- [Work order] Lines containing the word "this" are to be copied from the data below.

[Website and app data records]
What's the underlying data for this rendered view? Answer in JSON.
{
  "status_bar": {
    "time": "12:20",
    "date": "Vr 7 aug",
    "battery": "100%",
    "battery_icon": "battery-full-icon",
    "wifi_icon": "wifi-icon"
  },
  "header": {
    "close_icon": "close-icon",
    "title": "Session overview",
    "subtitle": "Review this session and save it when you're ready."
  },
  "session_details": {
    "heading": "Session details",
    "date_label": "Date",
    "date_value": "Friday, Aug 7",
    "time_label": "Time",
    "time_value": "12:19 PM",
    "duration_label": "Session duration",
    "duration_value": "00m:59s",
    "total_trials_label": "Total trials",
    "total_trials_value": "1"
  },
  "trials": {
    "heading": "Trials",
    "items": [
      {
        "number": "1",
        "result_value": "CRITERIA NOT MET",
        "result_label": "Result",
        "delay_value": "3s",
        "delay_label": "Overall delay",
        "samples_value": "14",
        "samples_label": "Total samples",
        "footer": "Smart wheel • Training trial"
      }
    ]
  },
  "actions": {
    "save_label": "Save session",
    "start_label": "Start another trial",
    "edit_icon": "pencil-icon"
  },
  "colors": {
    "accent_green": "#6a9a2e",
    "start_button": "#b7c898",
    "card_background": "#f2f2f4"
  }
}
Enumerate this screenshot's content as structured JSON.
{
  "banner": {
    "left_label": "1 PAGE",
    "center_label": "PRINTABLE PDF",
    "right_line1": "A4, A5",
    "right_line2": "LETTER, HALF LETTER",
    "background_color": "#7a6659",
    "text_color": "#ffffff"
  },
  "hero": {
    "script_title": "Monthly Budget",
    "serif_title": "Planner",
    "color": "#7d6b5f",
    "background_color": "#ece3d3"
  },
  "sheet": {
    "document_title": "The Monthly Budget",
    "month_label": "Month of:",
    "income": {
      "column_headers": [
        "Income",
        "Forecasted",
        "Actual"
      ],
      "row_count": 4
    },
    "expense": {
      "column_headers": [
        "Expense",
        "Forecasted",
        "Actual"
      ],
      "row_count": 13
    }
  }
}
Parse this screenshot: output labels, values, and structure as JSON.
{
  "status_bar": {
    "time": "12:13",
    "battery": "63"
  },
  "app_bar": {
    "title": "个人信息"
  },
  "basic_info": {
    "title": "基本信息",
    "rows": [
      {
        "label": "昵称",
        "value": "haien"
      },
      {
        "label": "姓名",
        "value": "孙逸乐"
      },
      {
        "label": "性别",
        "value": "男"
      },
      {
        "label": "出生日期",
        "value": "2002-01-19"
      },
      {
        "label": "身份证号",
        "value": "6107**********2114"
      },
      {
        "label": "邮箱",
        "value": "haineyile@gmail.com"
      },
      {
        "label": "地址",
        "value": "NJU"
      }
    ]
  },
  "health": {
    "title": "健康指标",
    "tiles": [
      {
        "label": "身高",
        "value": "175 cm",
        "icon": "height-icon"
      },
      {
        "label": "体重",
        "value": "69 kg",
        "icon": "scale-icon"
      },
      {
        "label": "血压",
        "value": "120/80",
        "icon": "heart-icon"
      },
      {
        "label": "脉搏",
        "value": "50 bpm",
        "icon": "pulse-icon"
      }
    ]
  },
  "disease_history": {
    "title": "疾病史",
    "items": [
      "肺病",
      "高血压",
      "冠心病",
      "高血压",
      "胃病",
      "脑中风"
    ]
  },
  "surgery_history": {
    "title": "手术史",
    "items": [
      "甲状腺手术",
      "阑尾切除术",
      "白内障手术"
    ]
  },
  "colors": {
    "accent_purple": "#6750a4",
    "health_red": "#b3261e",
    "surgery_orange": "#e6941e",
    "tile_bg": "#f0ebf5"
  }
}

- [Exercise solution]
What's the underlying data for this rendered view? Answer in JSON.
    "subtitle": "Review this session and save it when you're ready."
Enumerate this screenshot's content as structured JSON.
Parse this screenshot: output labels, values, and structure as JSON.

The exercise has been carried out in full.